[Start of section]
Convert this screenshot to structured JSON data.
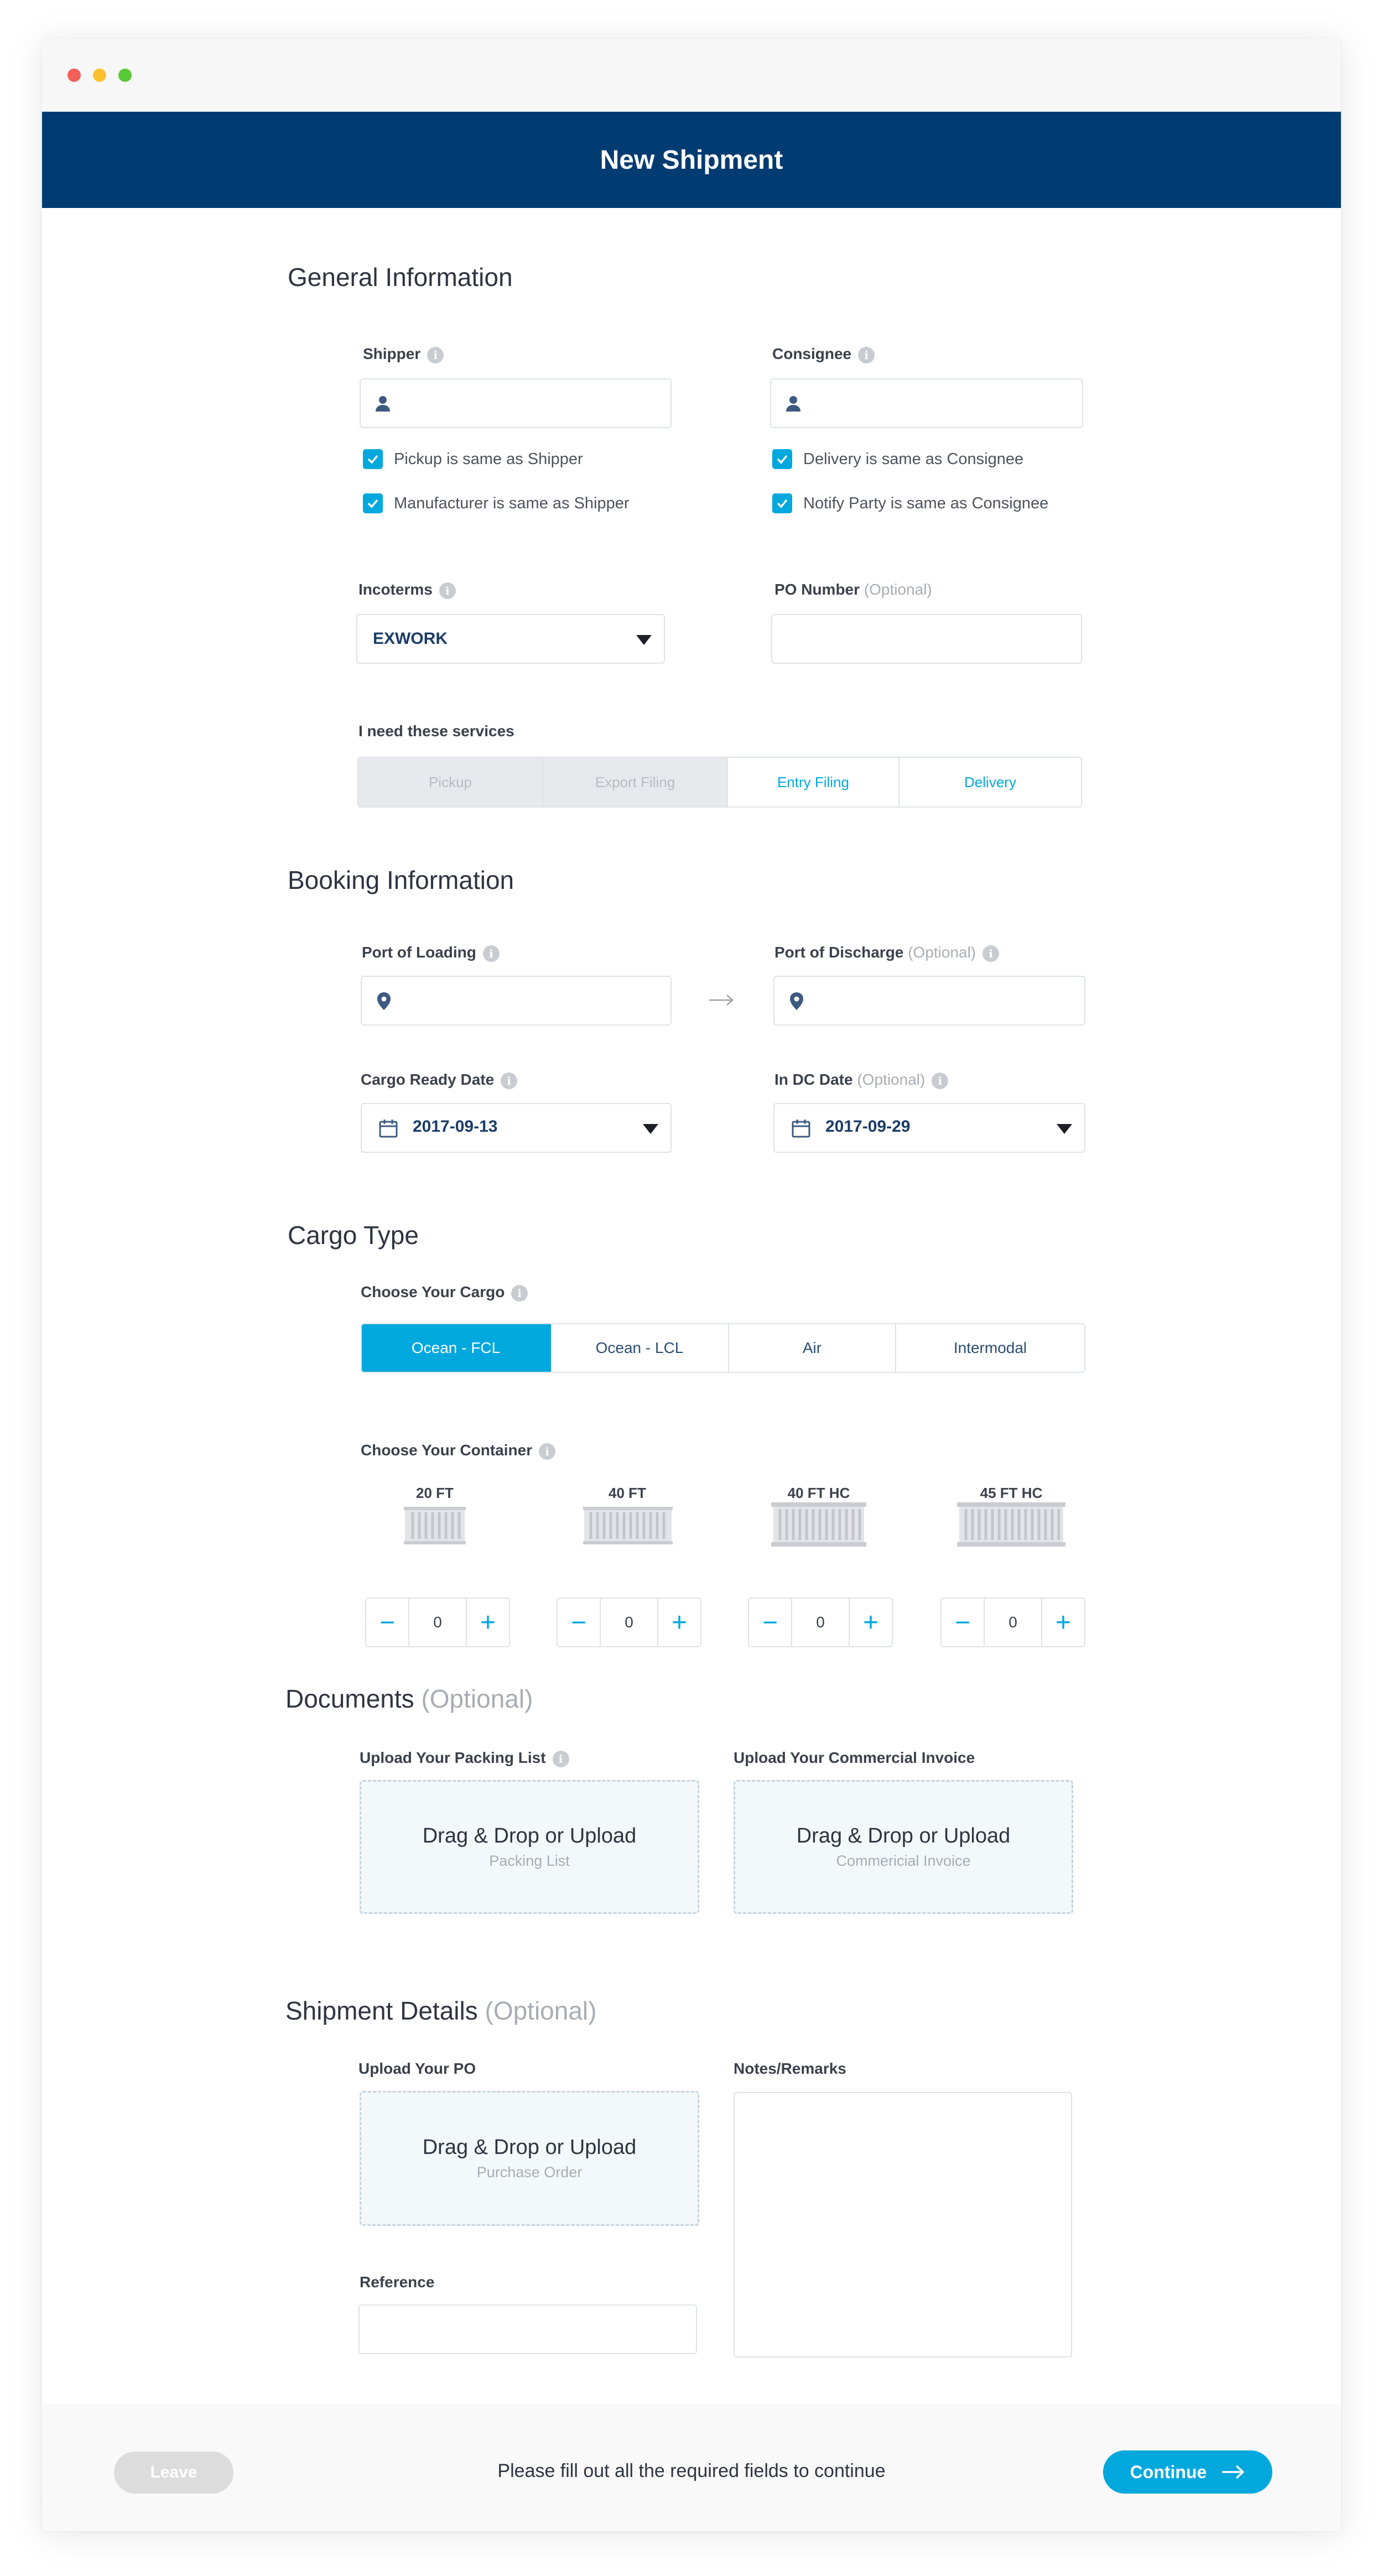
{
  "header": {
    "title": "New Shipment"
  },
  "general": {
    "title": "General Information",
    "shipper_label": "Shipper",
    "consignee_label": "Consignee",
    "checks_left": [
      "Pickup is same as Shipper",
      "Manufacturer is same as Shipper"
    ],
    "checks_right": [
      "Delivery is same as Consignee",
      "Notify Party is same as Consignee"
    ],
    "incoterms_label": "Incoterms",
    "incoterms_value": "EXWORK",
    "po_label": "PO Number",
    "po_optional": "(Optional)",
    "services_label": "I need these services",
    "services": [
      "Pickup",
      "Export Filing",
      "Entry Filing",
      "Delivery"
    ]
  },
  "booking": {
    "title": "Booking Information",
    "loading_label": "Port of Loading",
    "discharge_label": "Port of Discharge",
    "discharge_optional": "(Optional)",
    "ready_label": "Cargo Ready Date",
    "ready_value": "2017-09-13",
    "indc_label": "In DC Date",
    "indc_optional": "(Optional)",
    "indc_value": "2017-09-29"
  },
  "cargo": {
    "title": "Cargo Type",
    "choose_cargo_label": "Choose Your Cargo",
    "cargo_options": [
      "Ocean - FCL",
      "Ocean - LCL",
      "Air",
      "Intermodal"
    ],
    "choose_container_label": "Choose Your Container",
    "containers": [
      {
        "label": "20 FT",
        "qty": "0"
      },
      {
        "label": "40 FT",
        "qty": "0"
      },
      {
        "label": "40 FT HC",
        "qty": "0"
      },
      {
        "label": "45 FT HC",
        "qty": "0"
      }
    ]
  },
  "documents": {
    "title": "Documents",
    "optional": "(Optional)",
    "packing_label": "Upload Your Packing List",
    "invoice_label": "Upload Your Commercial Invoice",
    "drop_text": "Drag & Drop or Upload",
    "packing_sub": "Packing List",
    "invoice_sub": "Commericial Invoice"
  },
  "details": {
    "title": "Shipment Details",
    "optional": "(Optional)",
    "po_upload_label": "Upload Your PO",
    "drop_text": "Drag & Drop or Upload",
    "po_sub": "Purchase Order",
    "notes_label": "Notes/Remarks",
    "reference_label": "Reference"
  },
  "footer": {
    "leave": "Leave",
    "message": "Please fill out all the required fields to continue",
    "continue": "Continue"
  },
  "colors": {
    "brand": "#003c71",
    "accent": "#00a8de"
  }
}
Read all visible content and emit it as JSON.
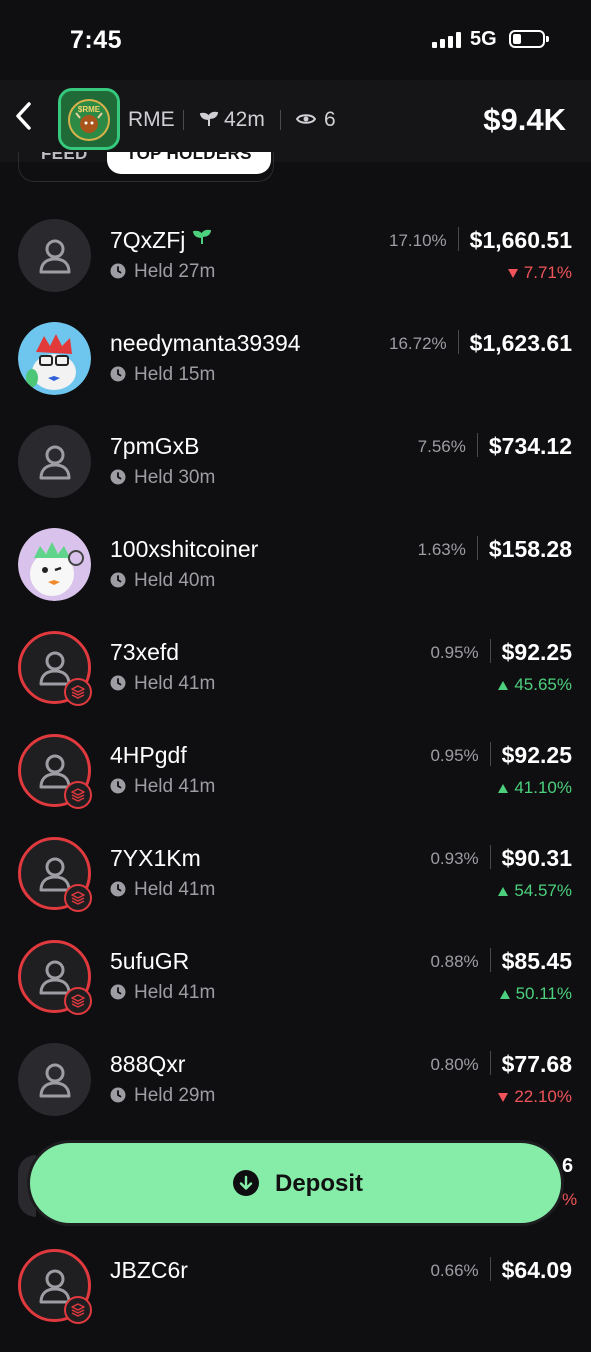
{
  "status_bar": {
    "time": "7:45",
    "network": "5G"
  },
  "header": {
    "token_symbol": "RME",
    "token_logo_text": "$RME",
    "holders_age": "42m",
    "viewers": "6",
    "market_cap": "$9.4K"
  },
  "tabs": [
    {
      "label": "FEED",
      "active": false
    },
    {
      "label": "TOP HOLDERS",
      "active": true
    }
  ],
  "holders": [
    {
      "name": "7QxZFj",
      "held": "Held 27m",
      "pct": "17.10%",
      "value": "$1,660.51",
      "change": "7.71%",
      "direction": "down",
      "avatar": "default",
      "sprout": true,
      "ring": false
    },
    {
      "name": "needymanta39394",
      "held": "Held 15m",
      "pct": "16.72%",
      "value": "$1,623.61",
      "change": "",
      "direction": "",
      "avatar": "manta",
      "sprout": false,
      "ring": false
    },
    {
      "name": "7pmGxB",
      "held": "Held 30m",
      "pct": "7.56%",
      "value": "$734.12",
      "change": "",
      "direction": "",
      "avatar": "default",
      "sprout": false,
      "ring": false
    },
    {
      "name": "100xshitcoiner",
      "held": "Held 40m",
      "pct": "1.63%",
      "value": "$158.28",
      "change": "",
      "direction": "",
      "avatar": "creature",
      "sprout": false,
      "ring": false
    },
    {
      "name": "73xefd",
      "held": "Held 41m",
      "pct": "0.95%",
      "value": "$92.25",
      "change": "45.65%",
      "direction": "up",
      "avatar": "default",
      "sprout": false,
      "ring": true
    },
    {
      "name": "4HPgdf",
      "held": "Held 41m",
      "pct": "0.95%",
      "value": "$92.25",
      "change": "41.10%",
      "direction": "up",
      "avatar": "default",
      "sprout": false,
      "ring": true
    },
    {
      "name": "7YX1Km",
      "held": "Held 41m",
      "pct": "0.93%",
      "value": "$90.31",
      "change": "54.57%",
      "direction": "up",
      "avatar": "default",
      "sprout": false,
      "ring": true
    },
    {
      "name": "5ufuGR",
      "held": "Held 41m",
      "pct": "0.88%",
      "value": "$85.45",
      "change": "50.11%",
      "direction": "up",
      "avatar": "default",
      "sprout": false,
      "ring": true
    },
    {
      "name": "888Qxr",
      "held": "Held 29m",
      "pct": "0.80%",
      "value": "$77.68",
      "change": "22.10%",
      "direction": "down",
      "avatar": "default",
      "sprout": false,
      "ring": false
    },
    {
      "name": "JBZC6r",
      "held": "",
      "pct": "0.66%",
      "value": "$64.09",
      "change": "",
      "direction": "",
      "avatar": "default",
      "sprout": false,
      "ring": true
    }
  ],
  "partial_row": {
    "value_fragment": "6",
    "change_fragment": "%"
  },
  "deposit": {
    "label": "Deposit"
  },
  "colors": {
    "up": "#4cd07d",
    "down": "#f0545a",
    "deposit": "#86eda8",
    "ring": "#e0393e",
    "accent": "#36c87c"
  },
  "icons": {
    "back": "chevron-left-icon",
    "holders": "sprout-icon",
    "viewers": "eye-icon",
    "held": "clock-icon",
    "avatar": "person-icon",
    "badge": "layers-icon",
    "deposit": "arrow-down-circle-icon"
  }
}
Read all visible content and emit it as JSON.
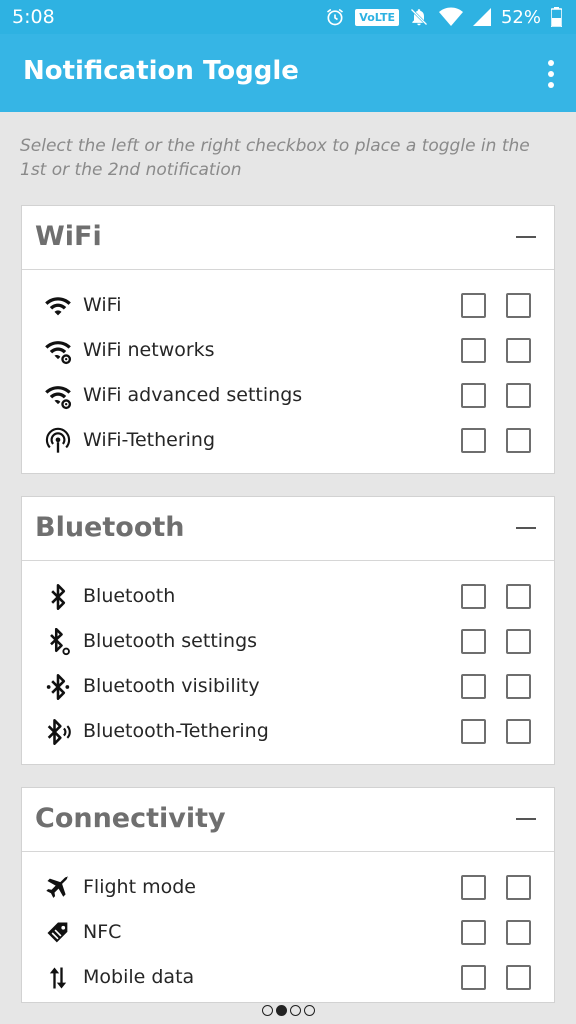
{
  "status": {
    "time": "5:08",
    "volte": "VoLTE",
    "battery": "52%",
    "icons": [
      "alarm-icon",
      "volte-badge",
      "notifications-off-icon",
      "wifi-signal-icon",
      "cell-signal-icon",
      "battery-icon"
    ]
  },
  "appbar": {
    "title": "Notification Toggle",
    "menu_icon": "more-vert-icon"
  },
  "instructions": "Select the left or the right checkbox to place a toggle in the 1st or the 2nd notification",
  "sections": [
    {
      "title": "WiFi",
      "items": [
        {
          "label": "WiFi",
          "icon": "wifi-icon",
          "left": false,
          "right": false
        },
        {
          "label": "WiFi networks",
          "icon": "wifi-settings-icon",
          "left": false,
          "right": false
        },
        {
          "label": "WiFi advanced settings",
          "icon": "wifi-settings-icon",
          "left": false,
          "right": false
        },
        {
          "label": "WiFi-Tethering",
          "icon": "hotspot-icon",
          "left": false,
          "right": false
        }
      ]
    },
    {
      "title": "Bluetooth",
      "items": [
        {
          "label": "Bluetooth",
          "icon": "bluetooth-icon",
          "left": false,
          "right": false
        },
        {
          "label": "Bluetooth settings",
          "icon": "bluetooth-settings-icon",
          "left": false,
          "right": false
        },
        {
          "label": "Bluetooth visibility",
          "icon": "bluetooth-visibility-icon",
          "left": false,
          "right": false
        },
        {
          "label": "Bluetooth-Tethering",
          "icon": "bluetooth-tethering-icon",
          "left": false,
          "right": false
        }
      ]
    },
    {
      "title": "Connectivity",
      "items": [
        {
          "label": "Flight mode",
          "icon": "airplane-icon",
          "left": false,
          "right": false
        },
        {
          "label": "NFC",
          "icon": "nfc-icon",
          "left": false,
          "right": false
        },
        {
          "label": "Mobile data",
          "icon": "mobile-data-icon",
          "left": false,
          "right": false
        }
      ]
    }
  ],
  "pager": {
    "count": 4,
    "active": 1
  }
}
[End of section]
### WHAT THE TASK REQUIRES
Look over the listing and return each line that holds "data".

### FINISHED EXERCISE
Convert this screenshot to structured JSON data.
          "label": "Mobile data",
          "icon": "mobile-data-icon",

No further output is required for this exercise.